In addition to trusting the other player not to deliberately kick you in the face, simply getting in the roda to play in front of the rest of the group can be a nerve-racking experience, particularly as a beginner. I think this level of mutual self exposure, helps foster an environment of non-judgemental encouragement and support, or at least has done in our group!
Couple the above with the music and singing in the class, plus the Brazilian party culture, and you’ve got the perfect recipe for making great friendships.
Volta do Mundo
Having recently moved to a new city, Capoeira was a fantastic way to meet new local people.
The Capoeira feeling of Camará however, extends worldwide – there are Capoeira groups all across the world. America, Europe, Russia, China, Israel, Africa and of course the motherland, Brazil.
Volta do Mundo – “Around the World” – In the Capoeira Game refers to when the two players walk around the edge of the Roda, either to catch their breath or recover from an accidental blow, but also the term also reflects how Capoeira has travelled to pretty much every corner of the globe!
We’ve had many visitors to our group from all parts of the globe, and they are always welcomed with open arms, offered places to stay and given the local’s view of the city. This street goes both ways, with my last trip to Rome taking in a Capoeira event, we got to stay with local people, and saw a side to the city we’d never have encountered otherwise.
In January I travel to Brazil for a major Capoeira event. This will most certainly be a very different trip than had we simply gone on holiday there knowing no one!
So I went looking for a martial arts class, and ended up not only finding a great fun way to work every element of fitness, but also learning how to play (and make!) several musical instruments, discovering that I could sing, making some amazing friendships, and getting “membership” to an international network of like-minded individuals.
Don’t take my word for it though, come try for yourself! Another great thing is that Capoeira is suitable for everyone, of all ages, abilities and body types.
The handstands, cartwheels and flips you see in the videos are impressive, and hopefully inspirational, but by no means essential to enjoying Capoeira. You may see someone spinning upside down on one hand and think “I could never do that” and believe Capoeira is not for you – you are mistaken!
You can play Capoiera without even so much as a cartwheel. Perhaps you will surprise yourself, and end up learning handstands, cartwheels and more, which you never thought possible, but even if you don’t, it really won’t hamper your enjoyment, nor the many benefits which come along with Capoeira.

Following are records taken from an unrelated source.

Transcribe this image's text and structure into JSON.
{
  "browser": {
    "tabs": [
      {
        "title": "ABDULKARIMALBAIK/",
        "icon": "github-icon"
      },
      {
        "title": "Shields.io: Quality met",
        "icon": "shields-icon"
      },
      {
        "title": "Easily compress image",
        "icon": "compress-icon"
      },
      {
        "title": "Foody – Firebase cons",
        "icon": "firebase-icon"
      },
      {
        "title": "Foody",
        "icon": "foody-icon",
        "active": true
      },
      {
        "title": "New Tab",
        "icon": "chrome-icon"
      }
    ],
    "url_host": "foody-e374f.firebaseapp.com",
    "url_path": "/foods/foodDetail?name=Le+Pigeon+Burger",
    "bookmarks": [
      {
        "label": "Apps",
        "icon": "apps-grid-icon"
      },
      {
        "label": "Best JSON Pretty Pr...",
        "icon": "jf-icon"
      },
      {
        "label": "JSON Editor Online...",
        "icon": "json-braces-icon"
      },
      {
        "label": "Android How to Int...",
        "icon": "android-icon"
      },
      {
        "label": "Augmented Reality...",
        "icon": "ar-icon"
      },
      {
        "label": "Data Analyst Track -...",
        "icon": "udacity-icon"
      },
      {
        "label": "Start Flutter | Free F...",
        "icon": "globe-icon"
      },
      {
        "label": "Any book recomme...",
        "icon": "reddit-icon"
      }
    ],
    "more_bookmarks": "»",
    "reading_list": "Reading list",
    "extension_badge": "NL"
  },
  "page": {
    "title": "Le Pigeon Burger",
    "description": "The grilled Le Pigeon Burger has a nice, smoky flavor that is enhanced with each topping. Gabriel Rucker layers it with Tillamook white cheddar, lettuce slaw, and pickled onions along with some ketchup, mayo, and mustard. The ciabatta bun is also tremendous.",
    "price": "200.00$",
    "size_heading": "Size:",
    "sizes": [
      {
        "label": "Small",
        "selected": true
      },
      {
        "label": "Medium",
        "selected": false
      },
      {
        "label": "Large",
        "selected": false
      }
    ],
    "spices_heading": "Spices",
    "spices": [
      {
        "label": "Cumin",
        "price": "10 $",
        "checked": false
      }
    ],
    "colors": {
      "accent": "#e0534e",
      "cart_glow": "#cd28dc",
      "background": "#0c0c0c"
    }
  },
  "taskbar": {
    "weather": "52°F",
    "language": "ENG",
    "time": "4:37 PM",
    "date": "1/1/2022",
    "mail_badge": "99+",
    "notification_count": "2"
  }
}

If Barcelona is a bit out of your range, Cordão de Ouro have a network of groups worldwide so there is a fair chance there may be a group near you.
Whether or not there is a CDO group near you or not, if there are a few different groups, I’d strongly recommend you try them all before making the decision to join one. There are many different styles of Capoeira, and many different styles of teaching, even within any one group.

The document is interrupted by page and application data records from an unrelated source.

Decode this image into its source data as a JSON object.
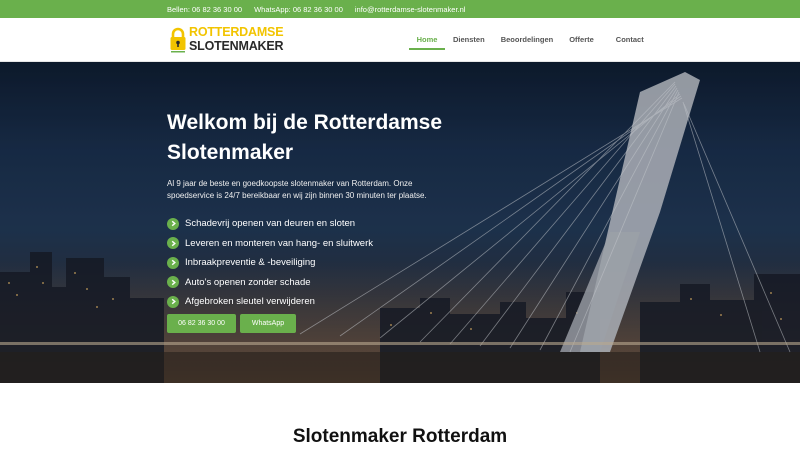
{
  "topbar": {
    "phone": "Bellen: 06 82 36 30 00",
    "whatsapp": "WhatsApp: 06 82 36 30 00",
    "email": "info@rotterdamse-slotenmaker.nl"
  },
  "logo": {
    "line1": "Rotterdamse",
    "line2": "Slotenmaker",
    "icon": "padlock-icon"
  },
  "nav": {
    "items": [
      {
        "label": "Home",
        "active": true
      },
      {
        "label": "Diensten"
      },
      {
        "label": "Beoordelingen"
      },
      {
        "label": "Offerte"
      },
      {
        "label": "Contact"
      }
    ]
  },
  "hero": {
    "title": "Welkom bij de Rotterdamse Slotenmaker",
    "text": "Al 9 jaar de beste en goedkoopste slotenmaker van Rotterdam. Onze spoedservice is 24/7 bereikbaar en wij zijn binnen 30 minuten ter plaatse.",
    "features": [
      "Schadevrij openen van deuren en sloten",
      "Leveren en monteren van hang- en sluitwerk",
      "Inbraakpreventie & -beveiliging",
      "Auto’s openen zonder schade",
      "Afgebroken sleutel verwijderen"
    ],
    "phone_button": "06 82 36 30 00",
    "whatsapp_button": "WhatsApp"
  },
  "section": {
    "title": "Slotenmaker Rotterdam"
  },
  "colors": {
    "accent": "#6ab04c",
    "logo_yellow": "#f2c400"
  }
}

I feel very fortunate to have been lucky enough to come across Boca Rica and his group – not all are created equal, and it was as much blind luck as anything else by which I happened to stumble into such Camará, I hope if you do have a group near you, it is of the same caliber!
Thanks for reading, I hope you found this post of interest.
I would love to hear your thoughts and comments below, or feel free to tweet me at @Simon_Whyatt
This article was written by Simon Whyatt and first appeared on the blog Live Now Thrive Later.